Description of the task → Copy out all the lines of the data that hold the word "eutanasia".

Record extracts →
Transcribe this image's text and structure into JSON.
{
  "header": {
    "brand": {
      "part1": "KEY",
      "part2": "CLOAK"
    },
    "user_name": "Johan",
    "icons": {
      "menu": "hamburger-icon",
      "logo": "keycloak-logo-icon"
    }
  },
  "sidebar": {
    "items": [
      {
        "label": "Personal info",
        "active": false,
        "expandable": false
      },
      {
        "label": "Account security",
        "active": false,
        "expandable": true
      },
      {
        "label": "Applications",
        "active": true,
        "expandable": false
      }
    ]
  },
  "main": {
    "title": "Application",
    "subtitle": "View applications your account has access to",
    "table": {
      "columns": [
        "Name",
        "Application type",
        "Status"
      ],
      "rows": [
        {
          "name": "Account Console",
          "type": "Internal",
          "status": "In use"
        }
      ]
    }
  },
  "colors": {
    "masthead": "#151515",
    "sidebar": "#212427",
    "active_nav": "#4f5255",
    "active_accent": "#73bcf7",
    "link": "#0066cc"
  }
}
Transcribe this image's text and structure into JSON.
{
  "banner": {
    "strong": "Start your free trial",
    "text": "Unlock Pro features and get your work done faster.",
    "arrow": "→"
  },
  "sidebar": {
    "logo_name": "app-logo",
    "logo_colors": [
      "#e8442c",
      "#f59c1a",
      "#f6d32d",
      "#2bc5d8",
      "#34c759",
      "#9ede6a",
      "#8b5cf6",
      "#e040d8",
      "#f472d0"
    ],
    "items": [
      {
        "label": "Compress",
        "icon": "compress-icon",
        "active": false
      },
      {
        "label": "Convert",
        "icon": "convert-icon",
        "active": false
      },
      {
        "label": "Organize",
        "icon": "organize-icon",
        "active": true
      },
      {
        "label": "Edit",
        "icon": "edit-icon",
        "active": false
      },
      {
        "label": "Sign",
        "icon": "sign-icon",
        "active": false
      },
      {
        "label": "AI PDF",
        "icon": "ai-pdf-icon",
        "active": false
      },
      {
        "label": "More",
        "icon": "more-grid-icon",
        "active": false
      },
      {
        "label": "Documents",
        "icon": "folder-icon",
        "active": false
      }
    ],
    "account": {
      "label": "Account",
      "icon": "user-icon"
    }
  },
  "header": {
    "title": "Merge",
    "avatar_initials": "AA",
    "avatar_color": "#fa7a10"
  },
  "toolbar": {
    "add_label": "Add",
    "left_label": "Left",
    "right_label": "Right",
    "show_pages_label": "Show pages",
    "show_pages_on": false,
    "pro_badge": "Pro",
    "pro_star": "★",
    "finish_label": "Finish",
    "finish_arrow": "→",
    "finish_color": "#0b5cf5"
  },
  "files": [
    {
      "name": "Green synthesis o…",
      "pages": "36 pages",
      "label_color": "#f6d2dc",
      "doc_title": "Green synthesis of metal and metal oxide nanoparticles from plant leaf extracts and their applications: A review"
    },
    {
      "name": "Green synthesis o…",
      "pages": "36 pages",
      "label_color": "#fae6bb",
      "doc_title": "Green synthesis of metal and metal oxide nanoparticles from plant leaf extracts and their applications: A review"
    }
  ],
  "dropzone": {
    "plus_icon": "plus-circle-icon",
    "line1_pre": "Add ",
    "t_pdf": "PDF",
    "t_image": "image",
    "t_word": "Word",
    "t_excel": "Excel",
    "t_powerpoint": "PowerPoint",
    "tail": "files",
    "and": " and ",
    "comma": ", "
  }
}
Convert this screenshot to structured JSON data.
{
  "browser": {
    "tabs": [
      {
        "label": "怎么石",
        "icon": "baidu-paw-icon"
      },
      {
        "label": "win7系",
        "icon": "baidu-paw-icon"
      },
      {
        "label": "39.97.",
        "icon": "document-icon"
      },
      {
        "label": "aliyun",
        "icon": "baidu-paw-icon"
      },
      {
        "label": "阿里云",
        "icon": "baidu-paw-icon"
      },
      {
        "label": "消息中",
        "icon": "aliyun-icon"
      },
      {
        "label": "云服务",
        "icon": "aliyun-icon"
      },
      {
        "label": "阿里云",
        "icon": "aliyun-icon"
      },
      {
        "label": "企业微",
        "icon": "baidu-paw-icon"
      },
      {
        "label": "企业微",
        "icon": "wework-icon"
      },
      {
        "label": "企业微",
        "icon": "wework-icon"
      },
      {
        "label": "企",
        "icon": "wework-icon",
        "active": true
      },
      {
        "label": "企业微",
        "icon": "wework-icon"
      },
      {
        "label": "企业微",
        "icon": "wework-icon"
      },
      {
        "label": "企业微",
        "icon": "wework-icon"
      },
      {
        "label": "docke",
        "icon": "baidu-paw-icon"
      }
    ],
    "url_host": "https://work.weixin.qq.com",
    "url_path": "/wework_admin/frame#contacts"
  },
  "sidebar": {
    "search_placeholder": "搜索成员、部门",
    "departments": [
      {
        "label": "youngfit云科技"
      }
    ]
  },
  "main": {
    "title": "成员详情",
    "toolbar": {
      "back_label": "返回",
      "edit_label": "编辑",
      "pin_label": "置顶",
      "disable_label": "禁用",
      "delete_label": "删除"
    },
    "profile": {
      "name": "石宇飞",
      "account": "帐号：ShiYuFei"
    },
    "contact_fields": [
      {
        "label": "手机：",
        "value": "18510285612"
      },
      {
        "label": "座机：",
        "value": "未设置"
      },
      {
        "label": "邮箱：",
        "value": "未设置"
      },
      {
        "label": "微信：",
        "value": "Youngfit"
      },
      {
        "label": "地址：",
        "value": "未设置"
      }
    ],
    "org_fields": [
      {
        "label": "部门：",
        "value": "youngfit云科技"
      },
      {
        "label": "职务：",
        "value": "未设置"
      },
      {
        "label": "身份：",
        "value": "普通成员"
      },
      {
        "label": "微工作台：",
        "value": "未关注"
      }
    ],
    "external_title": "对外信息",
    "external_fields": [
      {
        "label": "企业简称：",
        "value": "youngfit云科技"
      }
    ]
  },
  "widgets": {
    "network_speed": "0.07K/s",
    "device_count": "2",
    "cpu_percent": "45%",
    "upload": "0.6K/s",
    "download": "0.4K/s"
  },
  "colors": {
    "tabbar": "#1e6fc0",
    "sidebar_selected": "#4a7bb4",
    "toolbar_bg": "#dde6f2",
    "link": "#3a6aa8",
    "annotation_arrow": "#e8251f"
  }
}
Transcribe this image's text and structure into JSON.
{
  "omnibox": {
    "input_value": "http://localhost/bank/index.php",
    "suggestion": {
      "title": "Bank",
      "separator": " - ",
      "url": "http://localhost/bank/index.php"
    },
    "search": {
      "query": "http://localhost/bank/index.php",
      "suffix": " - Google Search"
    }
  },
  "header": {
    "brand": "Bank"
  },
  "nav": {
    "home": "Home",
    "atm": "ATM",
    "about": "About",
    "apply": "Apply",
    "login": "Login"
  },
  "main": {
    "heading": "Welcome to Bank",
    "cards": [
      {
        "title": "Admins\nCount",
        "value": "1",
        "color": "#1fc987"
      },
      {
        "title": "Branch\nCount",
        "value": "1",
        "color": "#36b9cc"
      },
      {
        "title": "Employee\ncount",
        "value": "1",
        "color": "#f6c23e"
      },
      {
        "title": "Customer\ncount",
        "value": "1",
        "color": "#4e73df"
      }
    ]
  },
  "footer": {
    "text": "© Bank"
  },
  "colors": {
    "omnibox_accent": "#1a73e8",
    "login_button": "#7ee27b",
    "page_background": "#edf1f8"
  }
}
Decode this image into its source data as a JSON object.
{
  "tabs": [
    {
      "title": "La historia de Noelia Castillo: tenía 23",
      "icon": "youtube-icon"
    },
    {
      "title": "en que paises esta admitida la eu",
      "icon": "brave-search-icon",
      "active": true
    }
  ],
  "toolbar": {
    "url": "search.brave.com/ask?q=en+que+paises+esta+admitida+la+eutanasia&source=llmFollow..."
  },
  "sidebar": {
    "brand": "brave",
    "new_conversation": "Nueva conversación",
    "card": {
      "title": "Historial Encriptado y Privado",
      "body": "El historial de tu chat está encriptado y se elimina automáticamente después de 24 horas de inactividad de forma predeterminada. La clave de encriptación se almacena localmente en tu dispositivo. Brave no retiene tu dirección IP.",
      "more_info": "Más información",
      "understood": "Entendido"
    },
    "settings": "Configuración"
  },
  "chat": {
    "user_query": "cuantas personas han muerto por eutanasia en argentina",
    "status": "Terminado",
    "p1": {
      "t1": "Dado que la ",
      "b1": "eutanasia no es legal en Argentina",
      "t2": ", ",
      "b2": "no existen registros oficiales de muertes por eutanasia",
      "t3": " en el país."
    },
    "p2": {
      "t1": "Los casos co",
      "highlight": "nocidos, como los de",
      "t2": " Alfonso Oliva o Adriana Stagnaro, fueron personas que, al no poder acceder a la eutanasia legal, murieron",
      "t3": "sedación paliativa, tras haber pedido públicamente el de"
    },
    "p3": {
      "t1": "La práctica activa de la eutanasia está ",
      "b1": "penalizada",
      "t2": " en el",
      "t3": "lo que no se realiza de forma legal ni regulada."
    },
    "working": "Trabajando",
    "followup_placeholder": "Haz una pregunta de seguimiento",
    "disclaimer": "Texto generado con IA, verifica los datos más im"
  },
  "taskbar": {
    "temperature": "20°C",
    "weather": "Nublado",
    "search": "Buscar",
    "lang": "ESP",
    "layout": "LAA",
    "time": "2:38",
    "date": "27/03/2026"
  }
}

Answer box →
    "url": "search.brave.com/ask?q=en+que+paises+esta+admitida+la+eutanasia&source=llmFollow..."
    "user_query": "cuantas personas han muerto por eutanasia en argentina",
      "b1": "eutanasia no es legal en Argentina",
      "b2": "no existen registros oficiales de muertes por eutanasia",
      "t2": " Alfonso Oliva o Adriana Stagnaro, fueron personas que, al no poder acceder a la eutanasia legal, murieron",
      "t1": "La práctica activa de la eutanasia está ",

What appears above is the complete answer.